• [EXERCISE OBJECTIVE]: Below are the records; copy each line in them that holds the word "jaxb".

• [LISTED ENTRIES]:
- Opening Delimiter -

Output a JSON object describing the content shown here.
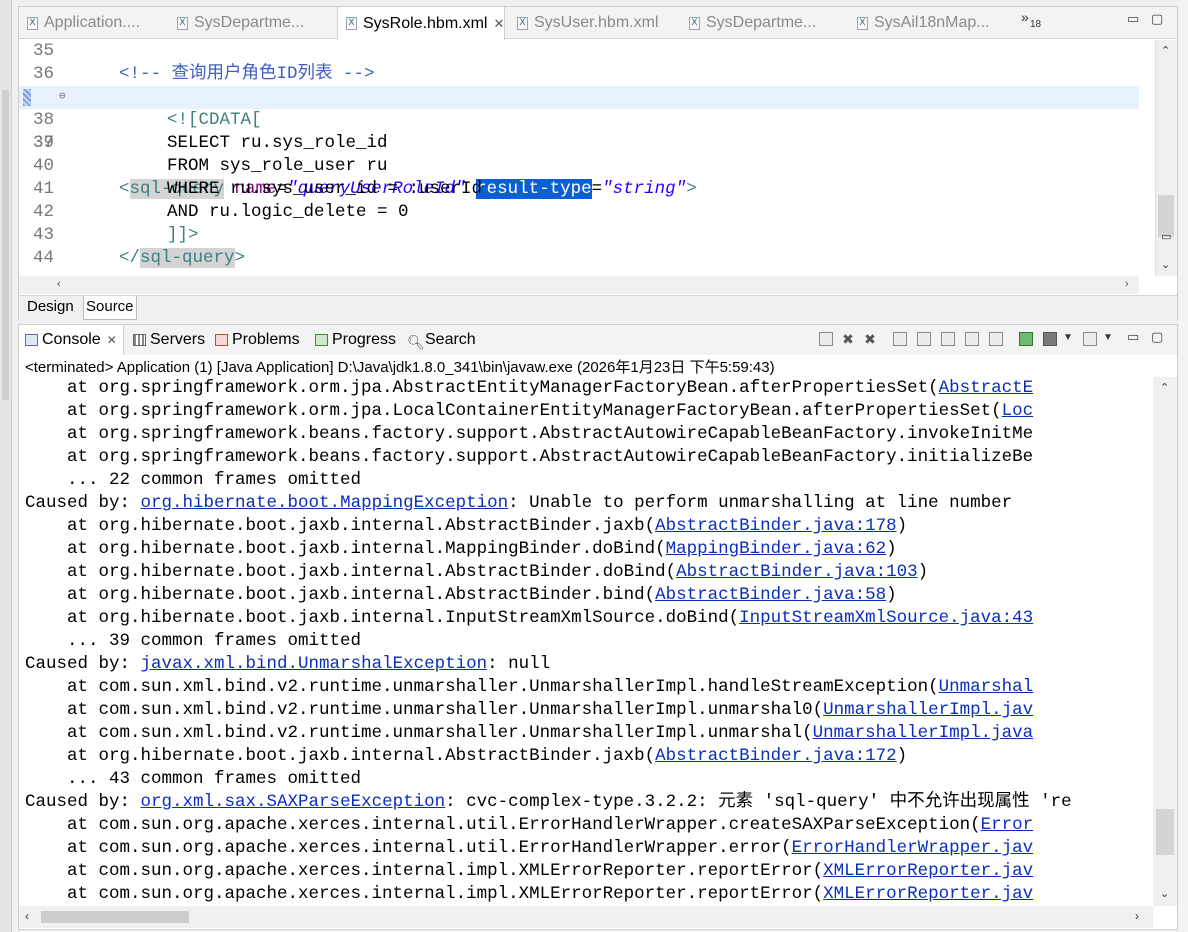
{
  "editor": {
    "tabs": [
      {
        "label": "Application....",
        "active": false
      },
      {
        "label": "SysDepartme...",
        "active": false
      },
      {
        "label": "SysRole.hbm.xml",
        "active": true
      },
      {
        "label": "SysUser.hbm.xml",
        "active": false
      },
      {
        "label": "SysDepartme...",
        "active": false
      },
      {
        "label": "SysAil18nMap...",
        "active": false
      }
    ],
    "overflow_count": "18",
    "lines": [
      {
        "num": "35"
      },
      {
        "num": "36",
        "comment": "<!-- 查询用户角色ID列表 -->"
      },
      {
        "num": "37",
        "open": "<",
        "tag": "sql-query",
        "attr1": "name",
        "eq1": "=",
        "val1": "\"queryUserRoleId\"",
        "attr2": "result-type",
        "eq2": "=",
        "val2": "\"string\"",
        "close": ">"
      },
      {
        "num": "38",
        "text": "<![CDATA["
      },
      {
        "num": "39",
        "text": "SELECT ru.sys_role_id"
      },
      {
        "num": "40",
        "text": "FROM sys_role_user ru"
      },
      {
        "num": "41",
        "text": "WHERE ru.sys_user_id = :userId"
      },
      {
        "num": "42",
        "text": "AND ru.logic_delete = 0"
      },
      {
        "num": "43",
        "text": "]]>"
      },
      {
        "num": "44",
        "open": "</",
        "tag": "sql-query",
        "close": ">"
      }
    ],
    "bottom_tabs": {
      "design": "Design",
      "source": "Source"
    }
  },
  "console": {
    "tabs": {
      "console": "Console",
      "servers": "Servers",
      "problems": "Problems",
      "progress": "Progress",
      "search": "Search"
    },
    "status": "<terminated> Application (1) [Java Application] D:\\Java\\jdk1.8.0_341\\bin\\javaw.exe  (2026年1月23日 下午5:59:43)",
    "log": [
      {
        "pre": "    at org.springframework.orm.jpa.AbstractEntityManagerFactoryBean.afterPropertiesSet(",
        "link": "AbstractE",
        "post": ""
      },
      {
        "pre": "    at org.springframework.orm.jpa.LocalContainerEntityManagerFactoryBean.afterPropertiesSet(",
        "link": "Loc",
        "post": ""
      },
      {
        "pre": "    at org.springframework.beans.factory.support.AbstractAutowireCapableBeanFactory.invokeInitMe",
        "link": "",
        "post": ""
      },
      {
        "pre": "    at org.springframework.beans.factory.support.AbstractAutowireCapableBeanFactory.initializeBe",
        "link": "",
        "post": ""
      },
      {
        "pre": "    ... 22 common frames omitted",
        "link": "",
        "post": ""
      },
      {
        "pre": "Caused by: ",
        "link": "org.hibernate.boot.MappingException",
        "post": ": Unable to perform unmarshalling at line number"
      },
      {
        "pre": "    at org.hibernate.boot.jaxb.internal.AbstractBinder.jaxb(",
        "link": "AbstractBinder.java:178",
        "post": ")"
      },
      {
        "pre": "    at org.hibernate.boot.jaxb.internal.MappingBinder.doBind(",
        "link": "MappingBinder.java:62",
        "post": ")"
      },
      {
        "pre": "    at org.hibernate.boot.jaxb.internal.AbstractBinder.doBind(",
        "link": "AbstractBinder.java:103",
        "post": ")"
      },
      {
        "pre": "    at org.hibernate.boot.jaxb.internal.AbstractBinder.bind(",
        "link": "AbstractBinder.java:58",
        "post": ")"
      },
      {
        "pre": "    at org.hibernate.boot.jaxb.internal.InputStreamXmlSource.doBind(",
        "link": "InputStreamXmlSource.java:43",
        "post": ""
      },
      {
        "pre": "    ... 39 common frames omitted",
        "link": "",
        "post": ""
      },
      {
        "pre": "Caused by: ",
        "link": "javax.xml.bind.UnmarshalException",
        "post": ": null"
      },
      {
        "pre": "    at com.sun.xml.bind.v2.runtime.unmarshaller.UnmarshallerImpl.handleStreamException(",
        "link": "Unmarshal",
        "post": ""
      },
      {
        "pre": "    at com.sun.xml.bind.v2.runtime.unmarshaller.UnmarshallerImpl.unmarshal0(",
        "link": "UnmarshallerImpl.jav",
        "post": ""
      },
      {
        "pre": "    at com.sun.xml.bind.v2.runtime.unmarshaller.UnmarshallerImpl.unmarshal(",
        "link": "UnmarshallerImpl.java",
        "post": ""
      },
      {
        "pre": "    at org.hibernate.boot.jaxb.internal.AbstractBinder.jaxb(",
        "link": "AbstractBinder.java:172",
        "post": ")"
      },
      {
        "pre": "    ... 43 common frames omitted",
        "link": "",
        "post": ""
      },
      {
        "pre": "Caused by: ",
        "link": "org.xml.sax.SAXParseException",
        "post": ": cvc-complex-type.3.2.2: 元素 'sql-query' 中不允许出现属性 're"
      },
      {
        "pre": "    at com.sun.org.apache.xerces.internal.util.ErrorHandlerWrapper.createSAXParseException(",
        "link": "Error",
        "post": ""
      },
      {
        "pre": "    at com.sun.org.apache.xerces.internal.util.ErrorHandlerWrapper.error(",
        "link": "ErrorHandlerWrapper.jav",
        "post": ""
      },
      {
        "pre": "    at com.sun.org.apache.xerces.internal.impl.XMLErrorReporter.reportError(",
        "link": "XMLErrorReporter.jav",
        "post": ""
      },
      {
        "pre": "    at com.sun.org.apache.xerces.internal.impl.XMLErrorReporter.reportError(",
        "link": "XMLErrorReporter.jav",
        "post": ""
      }
    ]
  }
}
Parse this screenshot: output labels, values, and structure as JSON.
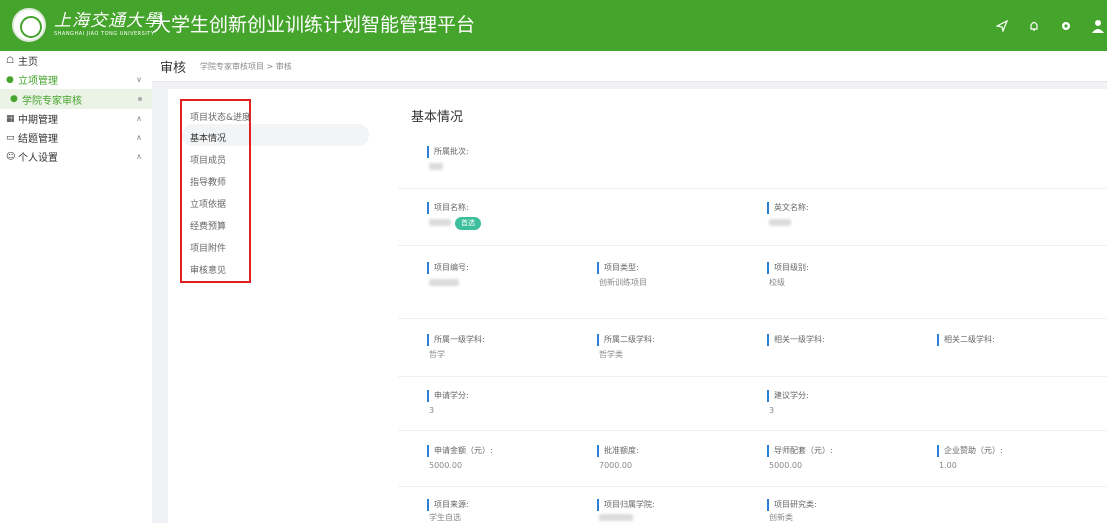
{
  "logo": {
    "cn": "上海交通大學",
    "en": "SHANGHAI JIAO TONG UNIVERSITY"
  },
  "app_title": "大学生创新创业训练计划智能管理平台",
  "top_icons": [
    "send-icon",
    "bell-icon",
    "gear-icon",
    "user-icon"
  ],
  "sidebar": {
    "home": "主页",
    "project": "立项管理",
    "sub": "学院专家审核",
    "mid": "中期管理",
    "final": "结题管理",
    "personal": "个人设置"
  },
  "header": {
    "title": "审核",
    "breadcrumb": "学院专家审核项目 > 审核"
  },
  "left_nav": [
    "项目状态&进度",
    "基本情况",
    "项目成员",
    "指导教师",
    "立项依据",
    "经费预算",
    "项目附件",
    "审核意见"
  ],
  "section_title": "基本情况",
  "fields": {
    "batch": {
      "label": "所属批次:",
      "value": ""
    },
    "name": {
      "label": "项目名称:",
      "value": "",
      "tag": "首选"
    },
    "en_name": {
      "label": "英文名称:",
      "value": ""
    },
    "code": {
      "label": "项目编号:",
      "value": ""
    },
    "type": {
      "label": "项目类型:",
      "value": "创新训练项目"
    },
    "level": {
      "label": "项目级别:",
      "value": "校级"
    },
    "d1": {
      "label": "所属一级学科:",
      "value": "哲学"
    },
    "d2": {
      "label": "所属二级学科:",
      "value": "哲学类"
    },
    "r1": {
      "label": "相关一级学科:",
      "value": ""
    },
    "r2": {
      "label": "相关二级学科:",
      "value": ""
    },
    "credit_apply": {
      "label": "申请学分:",
      "value": "3"
    },
    "credit_suggest": {
      "label": "建议学分:",
      "value": "3"
    },
    "amount": {
      "label": "申请金额（元）:",
      "value": "5000.00"
    },
    "approved": {
      "label": "批准额度:",
      "value": "7000.00"
    },
    "match": {
      "label": "导师配套（元）:",
      "value": "5000.00"
    },
    "sponsor": {
      "label": "企业赞助（元）:",
      "value": "1.00"
    },
    "source": {
      "label": "项目来源:",
      "value": "学生自选"
    },
    "college": {
      "label": "项目归属学院:",
      "value": ""
    },
    "research": {
      "label": "项目研究类:",
      "value": "创新类"
    }
  }
}
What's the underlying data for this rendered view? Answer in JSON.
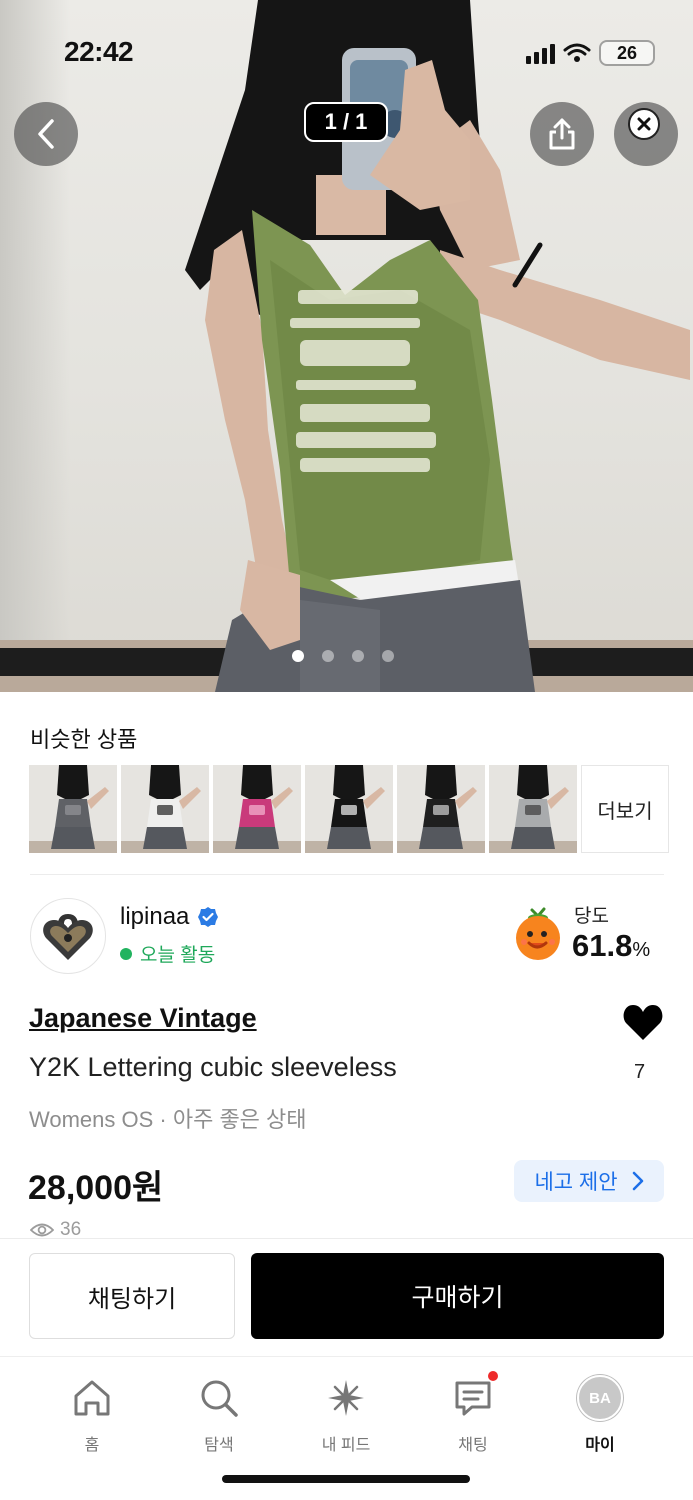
{
  "status_bar": {
    "time": "22:42",
    "battery": "26"
  },
  "gallery": {
    "counter": "1 / 1"
  },
  "similar": {
    "title": "비슷한 상품",
    "more_label": "더보기",
    "thumbs": [
      {
        "top_color": "#5f6166",
        "accent": "#8d8f93"
      },
      {
        "top_color": "#efefee",
        "accent": "#3b3b3b"
      },
      {
        "top_color": "#c93a7b",
        "accent": "#f0a8c8"
      },
      {
        "top_color": "#151515",
        "accent": "#d8d8d8"
      },
      {
        "top_color": "#1f1f1f",
        "accent": "#bdbdbd"
      },
      {
        "top_color": "#a9abad",
        "accent": "#4a4a4a"
      }
    ]
  },
  "seller": {
    "name": "lipinaa",
    "status": "오늘 활동",
    "sweetness_label": "당도",
    "sweetness_value": "61.8",
    "sweetness_unit": "%"
  },
  "product": {
    "brand": "Japanese Vintage",
    "title": "Y2K Lettering cubic sleeveless",
    "meta": "Womens OS · 아주 좋은 상태",
    "price": "28,000원",
    "likes": "7",
    "views": "36",
    "offer_label": "네고 제안"
  },
  "actions": {
    "chat_label": "채팅하기",
    "buy_label": "구매하기"
  },
  "nav": {
    "home": "홈",
    "search": "탐색",
    "feed": "내 피드",
    "chat": "채팅",
    "my": "마이",
    "avatar_initials": "BA"
  },
  "colors": {
    "accent_blue": "#1c6fe8",
    "status_green": "#21b35f",
    "notification_red": "#ee2b2b"
  }
}
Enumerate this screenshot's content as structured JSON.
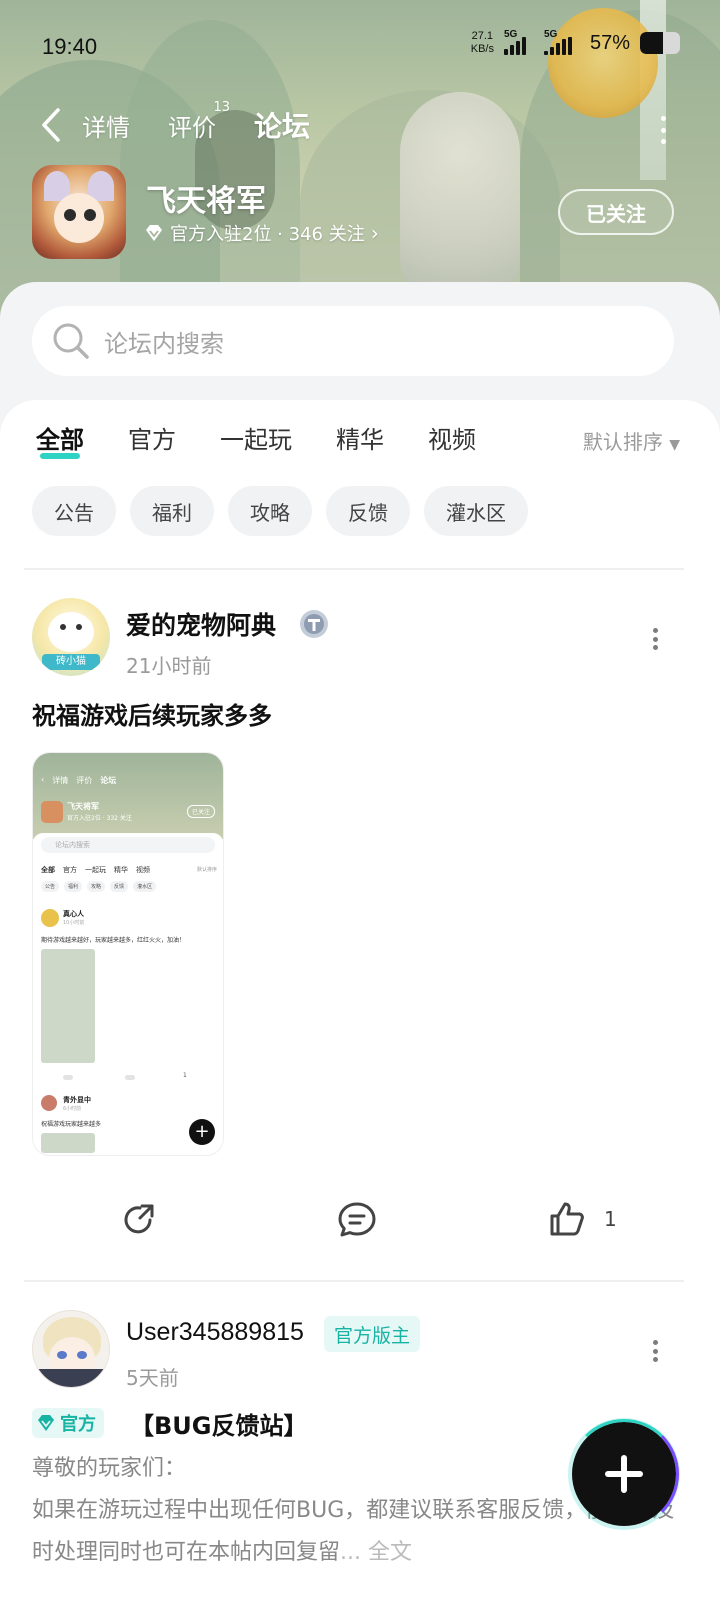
{
  "status_bar": {
    "time": "19:40",
    "net_speed_value": "27.1",
    "net_speed_unit": "KB/s",
    "sim1_tag": "5G",
    "sim2_tag": "5G",
    "battery_pct": "57%",
    "battery_level": 0.57
  },
  "top_nav": {
    "tabs": [
      {
        "label": "详情"
      },
      {
        "label": "评价",
        "count": "13"
      },
      {
        "label": "论坛"
      }
    ],
    "active_tab": "论坛"
  },
  "game": {
    "title": "飞天将军",
    "meta": "官方入驻2位 · 346 关注",
    "follow_label": "已关注"
  },
  "search": {
    "placeholder": "论坛内搜索"
  },
  "category_tabs": [
    "全部",
    "官方",
    "一起玩",
    "精华",
    "视频"
  ],
  "active_category": "全部",
  "sort_label": "默认排序",
  "chips": [
    "公告",
    "福利",
    "攻略",
    "反馈",
    "灌水区"
  ],
  "posts": [
    {
      "author": "爱的宠物阿典",
      "time": "21小时前",
      "title": "祝福游戏后续玩家多多",
      "avatar_badge": "砖小猫",
      "likes": "1"
    },
    {
      "author": "User345889815",
      "badge": "官方版主",
      "time": "5天前",
      "official_tag": "官方",
      "title": "【BUG反馈站】",
      "greeting": "尊敬的玩家们：",
      "body": " 如果在游玩过程中出现任何BUG，都建议联系客服反馈，能为您及时处理同时也可在本帖内回复留",
      "more_label": "... 全文"
    }
  ],
  "thumbnail": {
    "tabs": [
      "详情",
      "评价",
      "论坛"
    ],
    "title": "飞天将军",
    "meta": "官方入驻2位 · 332 关注",
    "follow": "已关注",
    "search": "论坛内搜索",
    "cats": [
      "全部",
      "官方",
      "一起玩",
      "精华",
      "视频"
    ],
    "sort": "默认排序",
    "chips": [
      "公告",
      "福利",
      "攻略",
      "反馈",
      "灌水区"
    ],
    "post1_author": "真心人",
    "post1_time": "10小时前",
    "post1_text": "期待游戏越来越好，玩家越来越多，红红火火，加油！",
    "post1_likes": "1",
    "post2_author": "青外显中",
    "post2_time": "6小时前",
    "post2_text": "祝福游戏玩家越来越多"
  },
  "colors": {
    "accent": "#2fd3c3",
    "mod_badge_bg": "#e6f8f6",
    "mod_badge_text": "#17b3a3"
  }
}
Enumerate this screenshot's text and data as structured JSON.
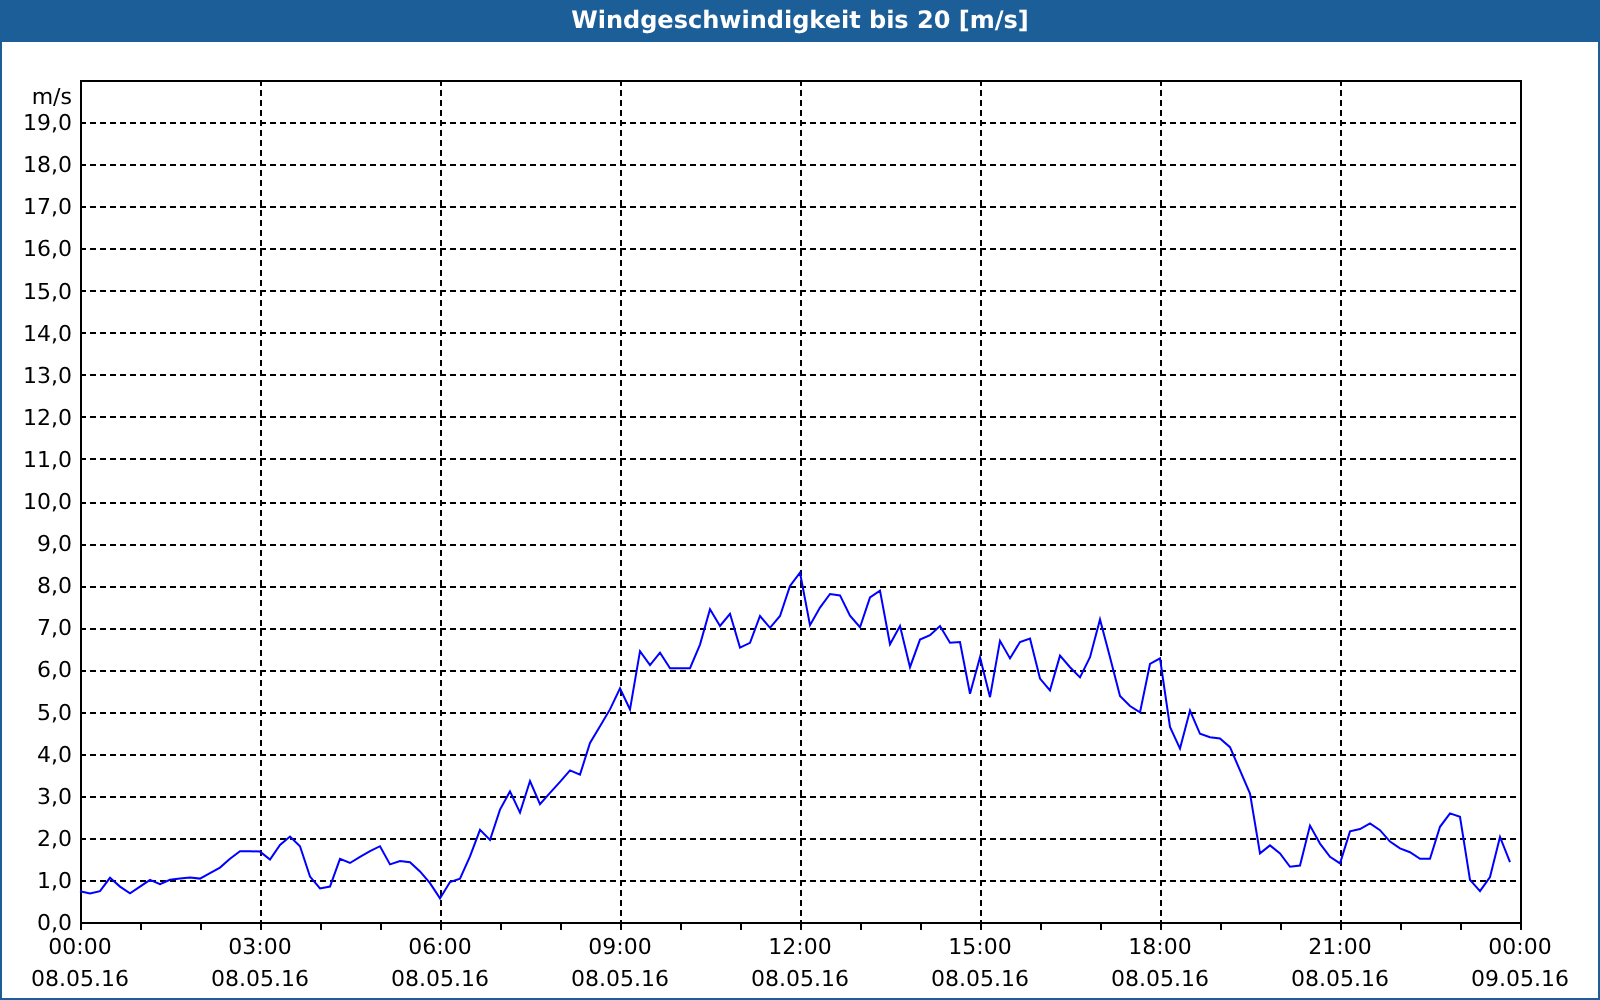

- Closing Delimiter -

• [TASK RESULT]:
        "pre": "    at org.hibernate.boot.jaxb.internal.AbstractBinder.jaxb(",
        "pre": "    at org.hibernate.boot.jaxb.internal.MappingBinder.doBind(",
        "pre": "    at org.hibernate.boot.jaxb.internal.AbstractBinder.doBind(",
        "pre": "    at org.hibernate.boot.jaxb.internal.AbstractBinder.bind(",
        "pre": "    at org.hibernate.boot.jaxb.internal.InputStreamXmlSource.doBind(",
        "pre": "    at org.hibernate.boot.jaxb.internal.AbstractBinder.jaxb(",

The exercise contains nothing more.